The Buzz “The benefits of improving their soil should be enough to persuade some farmers to make and bury biochar. Others, though, may need more incentives—probably in the form of carbon “offsets” that compensate for emissions elsewhere.” The Economist, August 27, 2009
“Energy market forecasts in the 1970s did not foresee the rapid development of gas-powered generation through integrated gasification combined cycle (IGCC) plants and it is very possible that similar new energy options will arrive in future. An example of one such promising technology, Biochar….a charcoal-like material produced by heating biomass with minimal oxygen (pyrolysis)…Biochar systems need to be developed on a meaningful scale to determine better their true sequestration potential.” Tony Blair, Former UK Prime Minister, 2009
The Opportunity Biomass waste can be converted into valuable commodities, but logistics drive costs past the market Biochar is a multi-level product; a soil enhancement, carbon sink, fuel source, waste diversion practice.

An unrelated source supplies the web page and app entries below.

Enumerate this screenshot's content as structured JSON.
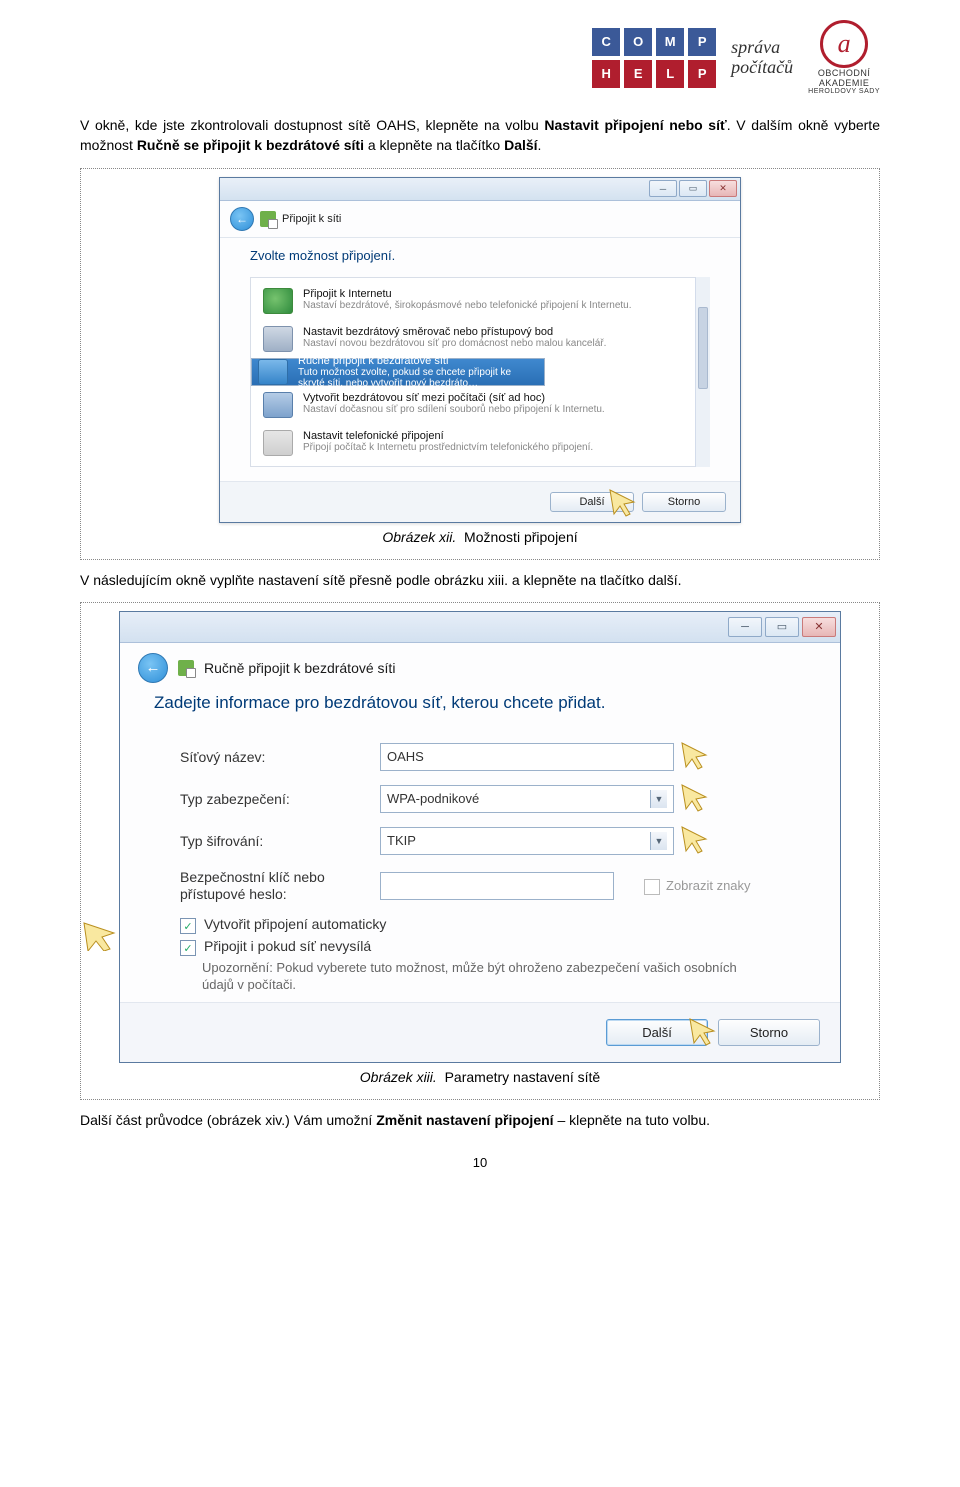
{
  "header": {
    "comphelp": [
      "C",
      "O",
      "M",
      "P",
      "H",
      "E",
      "L",
      "P"
    ],
    "sprava": "správa\npočítačů",
    "oa_line1": "OBCHODNÍ",
    "oa_line2": "AKADEMIE",
    "oa_line3": "HEROLDOVY SADY"
  },
  "para1_a": "V okně, kde jste zkontrolovali dostupnost sítě OAHS, klepněte na volbu ",
  "para1_b": "Nastavit připojení nebo síť",
  "para1_c": ". V dalším okně vyberte možnost ",
  "para1_d": "Ručně se připojit k bezdrátové síti",
  "para1_e": " a klepněte na tlačítko ",
  "para1_f": "Další",
  "para1_g": ".",
  "dialog1": {
    "nav_label": "Připojit k síti",
    "heading": "Zvolte možnost připojení.",
    "options": [
      {
        "t1": "Připojit k Internetu",
        "t2": "Nastaví bezdrátové, širokopásmové nebo telefonické připojení k Internetu."
      },
      {
        "t1": "Nastavit bezdrátový směrovač nebo přístupový bod",
        "t2": "Nastaví novou bezdrátovou síť pro domácnost nebo malou kancelář."
      },
      {
        "t1": "Ručně připojit k bezdrátové síti",
        "t2": "Tuto možnost zvolte, pokud se chcete připojit ke skryté síti, nebo vytvořit nový bezdráto…"
      },
      {
        "t1": "Vytvořit bezdrátovou síť mezi počítači (síť ad hoc)",
        "t2": "Nastaví dočasnou síť pro sdílení souborů nebo připojení k Internetu."
      },
      {
        "t1": "Nastavit telefonické připojení",
        "t2": "Připojí počítač k Internetu prostřednictvím telefonického připojení."
      }
    ],
    "btn_next": "Další",
    "btn_cancel": "Storno"
  },
  "caption1_lbl": "Obrázek xii.",
  "caption1_txt": "Možnosti připojení",
  "para2": "V následujícím okně vyplňte nastavení sítě přesně podle obrázku xiii. a klepněte na tlačítko další.",
  "dialog2": {
    "nav_label": "Ručně připojit k bezdrátové síti",
    "heading": "Zadejte informace pro bezdrátovou síť, kterou chcete přidat.",
    "lbl_name": "Síťový název:",
    "val_name": "OAHS",
    "lbl_sec": "Typ zabezpečení:",
    "val_sec": "WPA-podnikové",
    "lbl_enc": "Typ šifrování:",
    "val_enc": "TKIP",
    "lbl_key": "Bezpečnostní klíč nebo přístupové heslo:",
    "show_chars": "Zobrazit znaky",
    "chk_auto": "Vytvořit připojení automaticky",
    "chk_hidden": "Připojit i pokud síť nevysílá",
    "warn": "Upozornění: Pokud vyberete tuto možnost, může být ohroženo zabezpečení vašich osobních údajů v počítači.",
    "btn_next": "Další",
    "btn_cancel": "Storno"
  },
  "caption2_lbl": "Obrázek xiii.",
  "caption2_txt": "Parametry nastavení sítě",
  "para3_a": "Další část průvodce (obrázek xiv.) Vám umožní ",
  "para3_b": "Změnit nastavení připojení",
  "para3_c": " – klepněte na tuto volbu.",
  "page_number": "10"
}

Benefits of Using Biochar Increased plant growth and crop yields Prevents leaching of nutrients in the soil, especially in the tropics Fewer chemical fertilizers needed Can correct soil acidity [Biochar is acid or alkaline, depending on temperature, time and oxygen used in pyrolysis] Stores carbon long term Increased EM population
Benefits Of Biochar Cont. Increased earthworm population Inexpensive soil amendment Sustainable farming possible for the poor Neutralizes bad odors, so perfect to add to a compost toilet Improved water retention in the soil Improved aeration and tilth Reversal of desertification Reforestation possible
Benefits Of Biochar Cont. Reduced runoff of phosphorus into surface waters Reduced leaching of nitrogen into groundwater Reduced soil compaction Improved soil drainage Increased nutrient cycling Improved germination Improved plant resistance to fungal disease, root feeding nematodes and insect infestations
Benefits Of Biochar Cont. Suppressed methane emission Reduced nitrous oxide emission Reduces aluminium toxicity Increased soil aggregation [gathering together of the soil] due to increased fungal hypha Increased soil levels of available Ca, Mg, P, and K Stimulated symbiotic nitrogen fixation in legumes Increased arbuscular mycorrhyzal fungi [the kind that attach to plant roots and exchange nutrients for sugars] Increased cation [a positively charged ion] exchange capacity